(App and web page records)
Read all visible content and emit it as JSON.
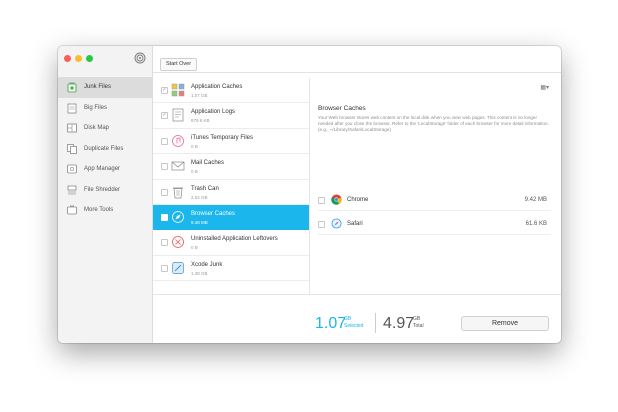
{
  "toolbar": {
    "start_over_label": "Start Over"
  },
  "sidebar": {
    "items": [
      {
        "label": "Junk Files",
        "icon": "junk-files-icon",
        "active": true
      },
      {
        "label": "Big Files",
        "icon": "big-files-icon"
      },
      {
        "label": "Disk Map",
        "icon": "disk-map-icon"
      },
      {
        "label": "Duplicate Files",
        "icon": "duplicate-files-icon"
      },
      {
        "label": "App Manager",
        "icon": "app-manager-icon"
      },
      {
        "label": "File Shredder",
        "icon": "file-shredder-icon"
      },
      {
        "label": "More Tools",
        "icon": "more-tools-icon"
      }
    ]
  },
  "list": {
    "rows": [
      {
        "title": "Application Caches",
        "size": "1.07 GB",
        "checked": true
      },
      {
        "title": "Application Logs",
        "size": "879.6 KB",
        "checked": true
      },
      {
        "title": "iTunes Temporary Files",
        "size": "0 B",
        "checked": false
      },
      {
        "title": "Mail Caches",
        "size": "0 B",
        "checked": false
      },
      {
        "title": "Trash Can",
        "size": "2.52 GB",
        "checked": false
      },
      {
        "title": "Browser Caches",
        "size": "9.48 MB",
        "checked": false,
        "selected": true
      },
      {
        "title": "Uninstalled Application Leftovers",
        "size": "0 B",
        "checked": false
      },
      {
        "title": "Xcode Junk",
        "size": "1.38 GB",
        "checked": false
      }
    ]
  },
  "detail": {
    "view_toggle": "▦▾",
    "title": "Browser Caches",
    "description": "Your Web browser stores web content on the local disk when you view web pages. This content is no longer needed after you close the browser. Refer to the 'LocalStorage' folder of each browser for more detail information. (e.g., ~/Library/Safari/LocalStorage)",
    "browsers": [
      {
        "name": "Chrome",
        "size": "9.42 MB",
        "icon": "chrome-icon"
      },
      {
        "name": "Safari",
        "size": "61.6 KB",
        "icon": "safari-icon"
      }
    ]
  },
  "footer": {
    "selected_value": "1.07",
    "selected_unit": "GB",
    "selected_label": "Selected",
    "total_value": "4.97",
    "total_unit": "GB",
    "total_label": "Total",
    "remove_label": "Remove"
  },
  "colors": {
    "accent": "#1ab6ec"
  }
}
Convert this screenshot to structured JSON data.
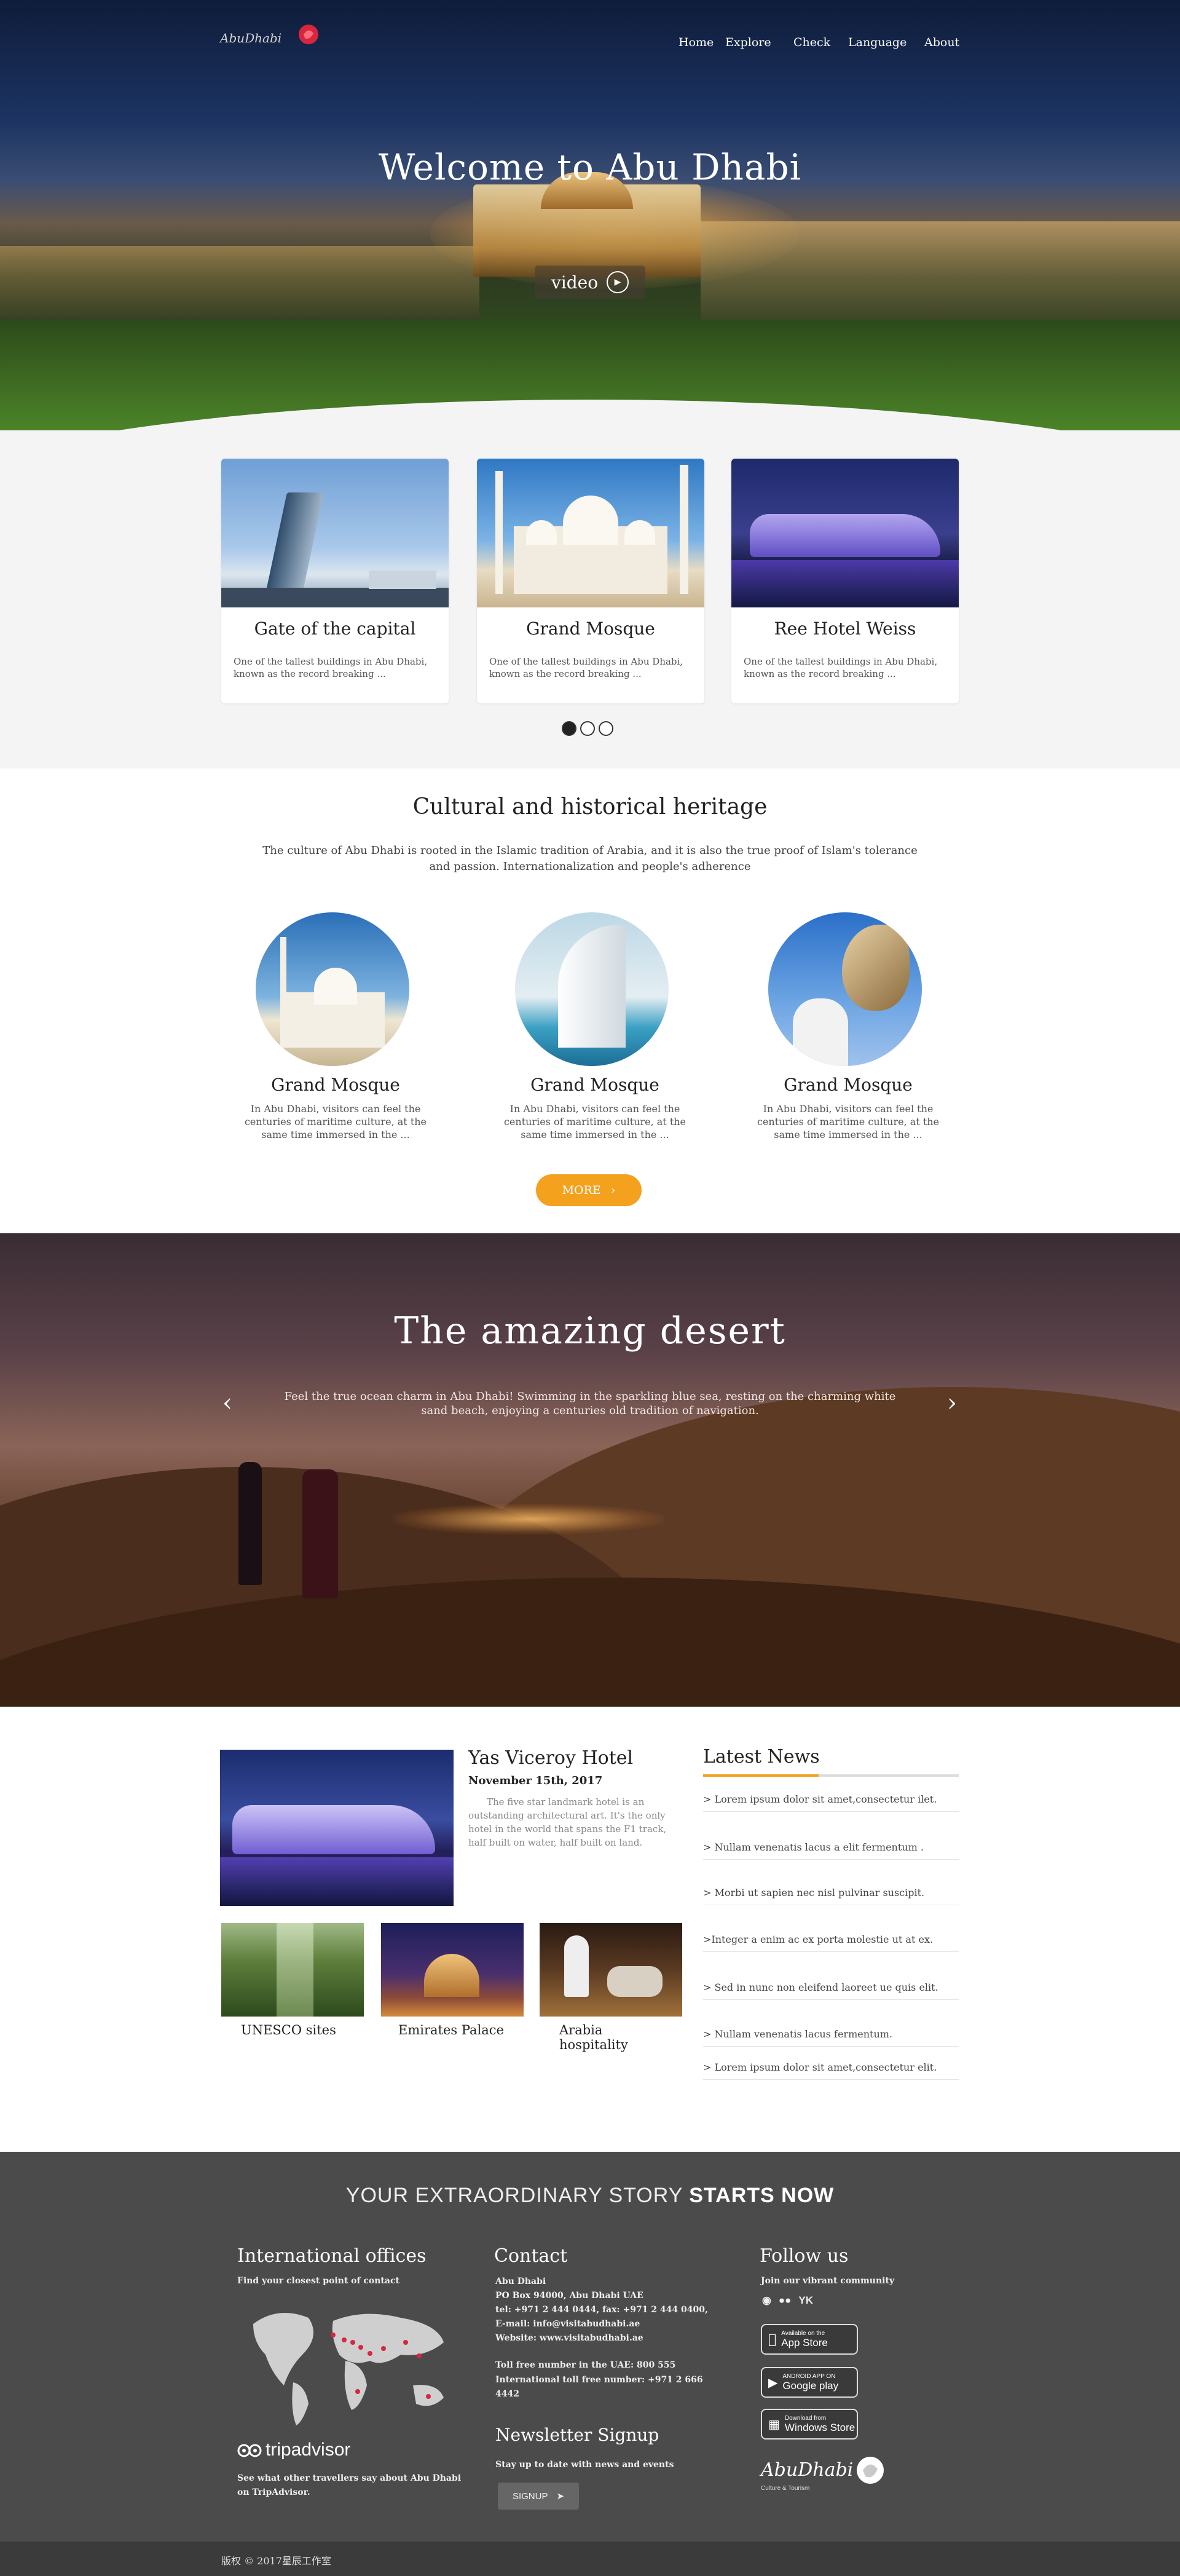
{
  "header": {
    "logo_text": "AbuDhabi",
    "nav": [
      "Home",
      "Explore",
      "Check",
      "Language",
      "About"
    ]
  },
  "hero": {
    "title": "Welcome to Abu Dhabi",
    "video_label": "video"
  },
  "cards": [
    {
      "title": "Gate of the capital",
      "text": "One of the tallest buildings in Abu Dhabi, known as the record breaking ..."
    },
    {
      "title": "Grand Mosque",
      "text": "One of the tallest buildings in Abu Dhabi, known as the record breaking ..."
    },
    {
      "title": "Ree Hotel Weiss",
      "text": "One of the tallest buildings in Abu Dhabi, known as the record breaking ..."
    }
  ],
  "carousel": {
    "count": 3,
    "active": 0
  },
  "heritage": {
    "title": "Cultural and historical heritage",
    "intro": "The culture of Abu Dhabi is rooted in the Islamic tradition of Arabia, and it is also the true proof of Islam's tolerance and passion. Internationalization and people's adherence",
    "items": [
      {
        "title": "Grand Mosque",
        "text": "In Abu Dhabi, visitors can feel the centuries of maritime culture, at the same time immersed in the ..."
      },
      {
        "title": "Grand Mosque",
        "text": "In Abu Dhabi, visitors can feel the centuries of maritime culture, at the same time immersed in the ..."
      },
      {
        "title": "Grand Mosque",
        "text": "In Abu Dhabi, visitors can feel the centuries of maritime culture, at the same time immersed in the ..."
      }
    ],
    "more_label": "MORE"
  },
  "desert": {
    "title": "The amazing desert",
    "text": "Feel the true ocean charm in Abu Dhabi! Swimming in the sparkling blue sea, resting on the charming white sand beach, enjoying a centuries old tradition of navigation."
  },
  "featured": {
    "title": "Yas Viceroy Hotel",
    "date": "November 15th, 2017",
    "text": "The five star landmark hotel is an outstanding architectural art. It's the only hotel in the world that spans the F1 track, half built on water, half built on land."
  },
  "thumbs": [
    {
      "label": "UNESCO sites"
    },
    {
      "label": "Emirates Palace"
    },
    {
      "label": "Arabia hospitality"
    }
  ],
  "news": {
    "title": "Latest News",
    "items": [
      "Lorem ipsum dolor sit amet,consectetur ilet.",
      "Nullam venenatis lacus a elit fermentum .",
      "Morbi ut sapien nec nisl pulvinar suscipit.",
      ">Integer a enim ac ex porta molestie ut at ex.",
      "Sed in nunc non eleifend laoreet ue quis elit.",
      "Nullam venenatis lacus fermentum.",
      "Lorem ipsum dolor sit amet,consectetur elit."
    ]
  },
  "footer": {
    "banner_normal": "YOUR EXTRAORDINARY STORY ",
    "banner_bold": "STARTS NOW",
    "offices": {
      "title": "International offices",
      "subtitle": "Find your closest point of contact",
      "tripadvisor": "tripadvisor",
      "trip_text": "See what other travellers say about Abu Dhabi on TripAdvisor."
    },
    "contact": {
      "title": "Contact",
      "lines": [
        "Abu Dhabi",
        "PO Box 94000, Abu Dhabi UAE",
        "tel: +971 2 444 0444, fax: +971 2 444 0400,",
        "E-mail: info@visitabudhabi.ae",
        "Website: www.visitabudhabi.ae"
      ],
      "toll": "Toll free number in the UAE: 800 555",
      "intl_toll": "International toll free number: +971 2 666 4442"
    },
    "newsletter": {
      "title": "Newsletter Signup",
      "text": "Stay up to date with news and events",
      "button": "SIGNUP"
    },
    "follow": {
      "title": "Follow us",
      "subtitle": "Join our vibrant community",
      "social": [
        "weibo-icon",
        "wechat-icon",
        "youku-icon"
      ],
      "stores": [
        {
          "small": "Available on the",
          "big": "App Store"
        },
        {
          "small": "ANDROID APP ON",
          "big": "Google play"
        },
        {
          "small": "Download from",
          "big": "Windows Store"
        }
      ],
      "logo_text": "AbuDhabi",
      "logo_sub": "Culture & Tourism"
    },
    "copyright": "版权 © 2017星辰工作室"
  },
  "colors": {
    "accent": "#f4a11e",
    "footer_bg": "#4b4b4b",
    "copyright_bg": "#3b3b3b"
  }
}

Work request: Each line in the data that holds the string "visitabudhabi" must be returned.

Result of the task:
        "E-mail: info@visitabudhabi.ae",
        "Website: www.visitabudhabi.ae"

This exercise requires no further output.